[[ Material shown, beginning ]]

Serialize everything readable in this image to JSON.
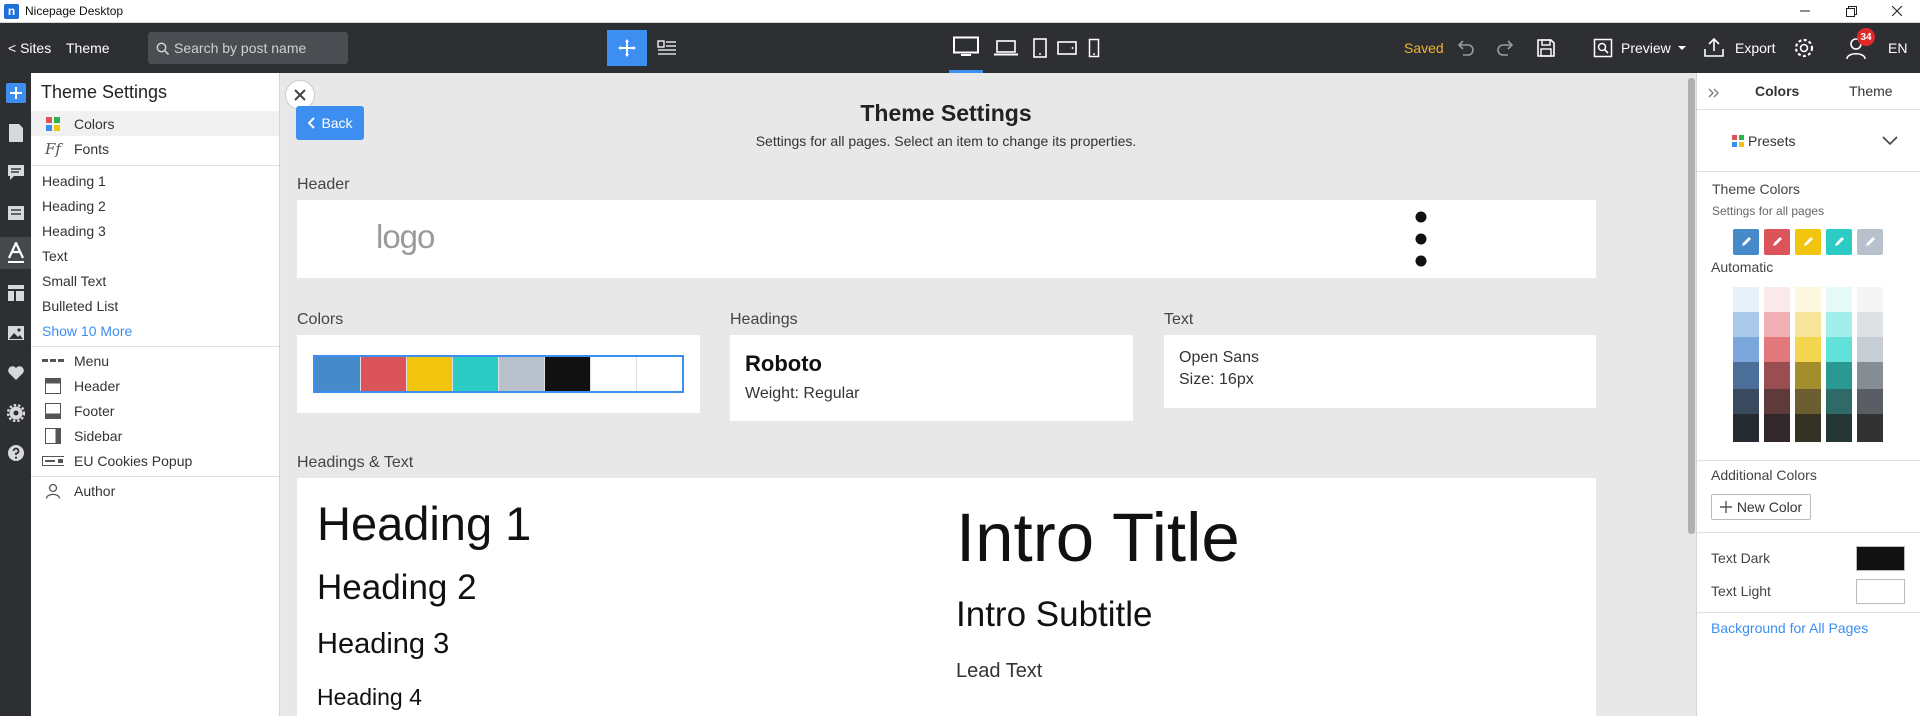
{
  "window": {
    "title": "Nicepage Desktop",
    "logo_letter": "n"
  },
  "toolbar": {
    "sites": "< Sites",
    "theme": "Theme",
    "search_placeholder": "Search by post name",
    "saved": "Saved",
    "preview": "Preview",
    "export": "Export",
    "notifications": "34",
    "language": "EN"
  },
  "left_panel": {
    "title": "Theme Settings",
    "items_top": [
      "Colors",
      "Fonts"
    ],
    "items_text": [
      "Heading 1",
      "Heading 2",
      "Heading 3",
      "Text",
      "Small Text",
      "Bulleted List"
    ],
    "show_more": "Show 10 More",
    "items_blocks": [
      "Menu",
      "Header",
      "Footer",
      "Sidebar",
      "EU Cookies Popup"
    ],
    "author": "Author"
  },
  "canvas": {
    "back": "Back",
    "title": "Theme Settings",
    "subtitle": "Settings for all pages. Select an item to change its properties.",
    "header_label": "Header",
    "logo_text": "logo",
    "colors_label": "Colors",
    "swatches": [
      "#478ac9",
      "#db545a",
      "#f1c50e",
      "#2cccc4",
      "#b9c1cc",
      "#111111",
      "#ffffff",
      "#ffffff"
    ],
    "headings_label": "Headings",
    "headings_font": "Roboto",
    "headings_weight": "Weight: Regular",
    "text_label": "Text",
    "text_font": "Open Sans",
    "text_size": "Size: 16px",
    "ht_label": "Headings & Text",
    "h1": "Heading 1",
    "h2": "Heading 2",
    "h3": "Heading 3",
    "h4": "Heading 4",
    "intro_title": "Intro Title",
    "intro_subtitle": "Intro Subtitle",
    "lead_text": "Lead Text"
  },
  "right_panel": {
    "tab_colors": "Colors",
    "tab_theme": "Theme",
    "presets": "Presets",
    "theme_colors": "Theme Colors",
    "settings_all": "Settings for all pages",
    "automatic": "Automatic",
    "theme_palette": [
      "#478ac9",
      "#db545a",
      "#f1c50e",
      "#2cccc4",
      "#b9c1cc"
    ],
    "shades": [
      [
        "#e8f0fa",
        "#aac8ea",
        "#7ba7dc",
        "#4c6f99",
        "#3a4a5e",
        "#262b31"
      ],
      [
        "#faeaea",
        "#eeb0b2",
        "#e3787b",
        "#9a4e51",
        "#5f3a3b",
        "#322829"
      ],
      [
        "#fdf7df",
        "#f8e49a",
        "#f4d54e",
        "#a38e2e",
        "#6b5f31",
        "#353125"
      ],
      [
        "#e5faf9",
        "#a2eeea",
        "#62e0da",
        "#2a9893",
        "#2f6a67",
        "#243635"
      ],
      [
        "#f3f5f7",
        "#dde1e6",
        "#c7cdd5",
        "#868c93",
        "#595e64",
        "#303234"
      ]
    ],
    "additional_colors": "Additional Colors",
    "new_color": "New Color",
    "text_dark": "Text Dark",
    "text_light": "Text Light",
    "text_dark_color": "#111111",
    "text_light_color": "#ffffff",
    "background_link": "Background for All Pages"
  }
}
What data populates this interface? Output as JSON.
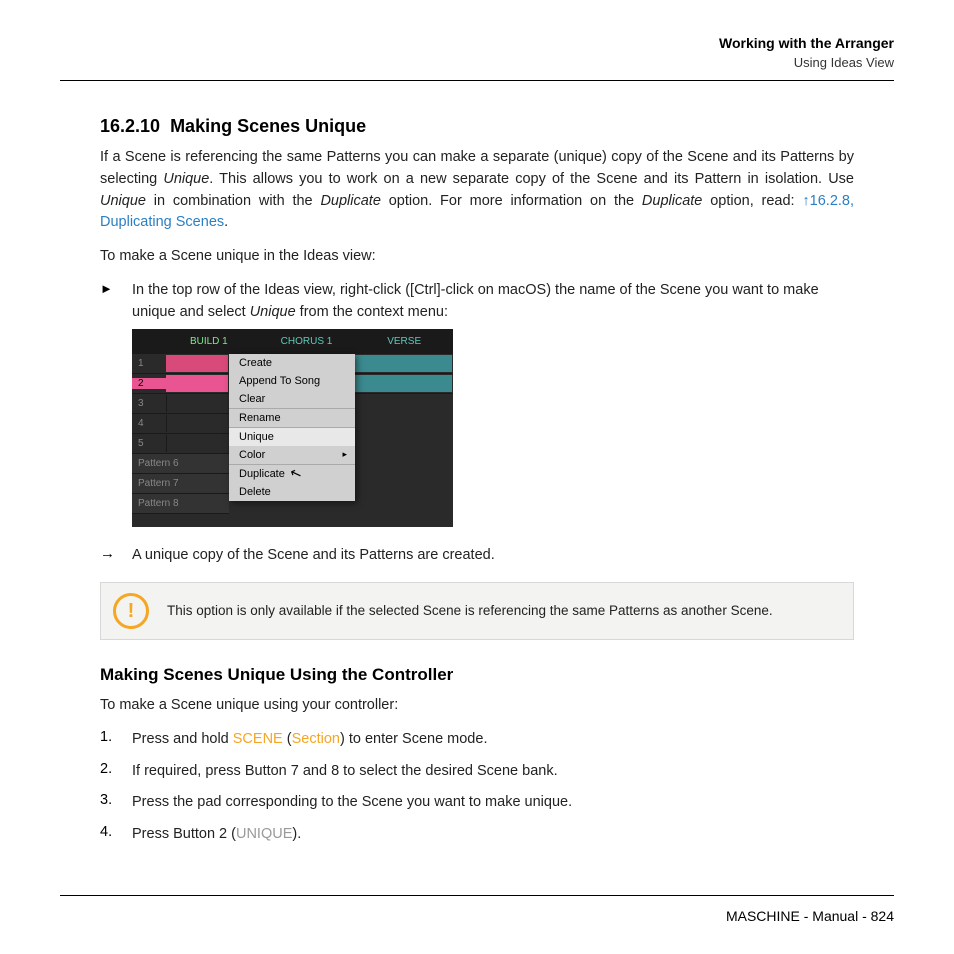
{
  "header": {
    "chapter": "Working with the Arranger",
    "section": "Using Ideas View"
  },
  "h3_num": "16.2.10",
  "h3_title": "Making Scenes Unique",
  "p1_a": "If a Scene is referencing the same Patterns you can make a separate (unique) copy of the Scene and its Patterns by selecting ",
  "p1_b": "Unique",
  "p1_c": ". This allows you to work on a new separate copy of the Scene and its Pattern in isolation. Use ",
  "p1_d": "Unique",
  "p1_e": " in combination with the ",
  "p1_f": "Duplicate",
  "p1_g": " option. For more information on the ",
  "p1_h": "Duplicate",
  "p1_i": " option, read: ",
  "p1_link": "↑16.2.8, Duplicating Scenes",
  "p1_j": ".",
  "p2": "To make a Scene unique in the Ideas view:",
  "step1_a": "In the top row of the Ideas view, right-click ([Ctrl]-click on macOS) the name of the Scene you want to make unique and select ",
  "step1_b": "Unique",
  "step1_c": " from the context menu:",
  "result1": "A unique copy of the Scene and its Patterns are created.",
  "info": "This option is only available if the selected Scene is referencing the same Patterns as another Scene.",
  "h4": "Making Scenes Unique Using the Controller",
  "p3": "To make a Scene unique using your controller:",
  "ol": {
    "1_a": "Press and hold ",
    "1_b": "SCENE",
    "1_c": " (",
    "1_d": "Section",
    "1_e": ") to enter Scene mode.",
    "2": "If required, press Button 7 and 8 to select the desired Scene bank.",
    "3": "Press the pad corresponding to the Scene you want to make unique.",
    "4_a": "Press Button 2 (",
    "4_b": "UNIQUE",
    "4_c": ")."
  },
  "footer": "MASCHINE - Manual - 824",
  "figure": {
    "tabs": {
      "build": "BUILD 1",
      "chorus": "CHORUS 1",
      "verse": "VERSE"
    },
    "rows": [
      "1",
      "2",
      "3",
      "4",
      "5"
    ],
    "patterns": [
      "Pattern 6",
      "Pattern 7",
      "Pattern 8"
    ],
    "right_labels": {
      "r1": "1",
      "r2": "2"
    },
    "menu": [
      "Create",
      "Append To Song",
      "Clear",
      "Rename",
      "Unique",
      "Color",
      "Duplicate",
      "Delete"
    ]
  }
}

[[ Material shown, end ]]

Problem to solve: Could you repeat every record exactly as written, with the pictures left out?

Solution:
Serialize everything readable in this image to JSON.
{
  "window": {
    "title": "Nicepage Desktop",
    "logo_letter": "n"
  },
  "toolbar": {
    "sites": "< Sites",
    "theme": "Theme",
    "search_placeholder": "Search by post name",
    "saved": "Saved",
    "preview": "Preview",
    "export": "Export",
    "notifications": "34",
    "language": "EN"
  },
  "left_panel": {
    "title": "Theme Settings",
    "items_top": [
      "Colors",
      "Fonts"
    ],
    "items_text": [
      "Heading 1",
      "Heading 2",
      "Heading 3",
      "Text",
      "Small Text",
      "Bulleted List"
    ],
    "show_more": "Show 10 More",
    "items_blocks": [
      "Menu",
      "Header",
      "Footer",
      "Sidebar",
      "EU Cookies Popup"
    ],
    "author": "Author"
  },
  "canvas": {
    "back": "Back",
    "title": "Theme Settings",
    "subtitle": "Settings for all pages. Select an item to change its properties.",
    "header_label": "Header",
    "logo_text": "logo",
    "colors_label": "Colors",
    "swatches": [
      "#478ac9",
      "#db545a",
      "#f1c50e",
      "#2cccc4",
      "#b9c1cc",
      "#111111",
      "#ffffff",
      "#ffffff"
    ],
    "headings_label": "Headings",
    "headings_font": "Roboto",
    "headings_weight": "Weight: Regular",
    "text_label": "Text",
    "text_font": "Open Sans",
    "text_size": "Size: 16px",
    "ht_label": "Headings & Text",
    "h1": "Heading 1",
    "h2": "Heading 2",
    "h3": "Heading 3",
    "h4": "Heading 4",
    "intro_title": "Intro Title",
    "intro_subtitle": "Intro Subtitle",
    "lead_text": "Lead Text"
  },
  "right_panel": {
    "tab_colors": "Colors",
    "tab_theme": "Theme",
    "presets": "Presets",
    "theme_colors": "Theme Colors",
    "settings_all": "Settings for all pages",
    "automatic": "Automatic",
    "theme_palette": [
      "#478ac9",
      "#db545a",
      "#f1c50e",
      "#2cccc4",
      "#b9c1cc"
    ],
    "shades": [
      [
        "#e8f0fa",
        "#aac8ea",
        "#7ba7dc",
        "#4c6f99",
        "#3a4a5e",
        "#262b31"
      ],
      [
        "#faeaea",
        "#eeb0b2",
        "#e3787b",
        "#9a4e51",
        "#5f3a3b",
        "#322829"
      ],
      [
        "#fdf7df",
        "#f8e49a",
        "#f4d54e",
        "#a38e2e",
        "#6b5f31",
        "#353125"
      ],
      [
        "#e5faf9",
        "#a2eeea",
        "#62e0da",
        "#2a9893",
        "#2f6a67",
        "#243635"
      ],
      [
        "#f3f5f7",
        "#dde1e6",
        "#c7cdd5",
        "#868c93",
        "#595e64",
        "#303234"
      ]
    ],
    "additional_colors": "Additional Colors",
    "new_color": "New Color",
    "text_dark": "Text Dark",
    "text_light": "Text Light",
    "text_dark_color": "#111111",
    "text_light_color": "#ffffff",
    "background_link": "Background for All Pages"
  }
}
What data populates this interface? Output as JSON.
{
  "header": {
    "chapter": "Working with the Arranger",
    "section": "Using Ideas View"
  },
  "h3_num": "16.2.10",
  "h3_title": "Making Scenes Unique",
  "p1_a": "If a Scene is referencing the same Patterns you can make a separate (unique) copy of the Scene and its Patterns by selecting ",
  "p1_b": "Unique",
  "p1_c": ". This allows you to work on a new separate copy of the Scene and its Pattern in isolation. Use ",
  "p1_d": "Unique",
  "p1_e": " in combination with the ",
  "p1_f": "Duplicate",
  "p1_g": " option. For more information on the ",
  "p1_h": "Duplicate",
  "p1_i": " option, read: ",
  "p1_link": "↑16.2.8, Duplicating Scenes",
  "p1_j": ".",
  "p2": "To make a Scene unique in the Ideas view:",
  "step1_a": "In the top row of the Ideas view, right-click ([Ctrl]-click on macOS) the name of the Scene you want to make unique and select ",
  "step1_b": "Unique",
  "step1_c": " from the context menu:",
  "result1": "A unique copy of the Scene and its Patterns are created.",
  "info": "This option is only available if the selected Scene is referencing the same Patterns as another Scene.",
  "h4": "Making Scenes Unique Using the Controller",
  "p3": "To make a Scene unique using your controller:",
  "ol": {
    "1_a": "Press and hold ",
    "1_b": "SCENE",
    "1_c": " (",
    "1_d": "Section",
    "1_e": ") to enter Scene mode.",
    "2": "If required, press Button 7 and 8 to select the desired Scene bank.",
    "3": "Press the pad corresponding to the Scene you want to make unique.",
    "4_a": "Press Button 2 (",
    "4_b": "UNIQUE",
    "4_c": ")."
  },
  "footer": "MASCHINE - Manual - 824",
  "figure": {
    "tabs": {
      "build": "BUILD 1",
      "chorus": "CHORUS 1",
      "verse": "VERSE"
    },
    "rows": [
      "1",
      "2",
      "3",
      "4",
      "5"
    ],
    "patterns": [
      "Pattern 6",
      "Pattern 7",
      "Pattern 8"
    ],
    "right_labels": {
      "r1": "1",
      "r2": "2"
    },
    "menu": [
      "Create",
      "Append To Song",
      "Clear",
      "Rename",
      "Unique",
      "Color",
      "Duplicate",
      "Delete"
    ]
  }
}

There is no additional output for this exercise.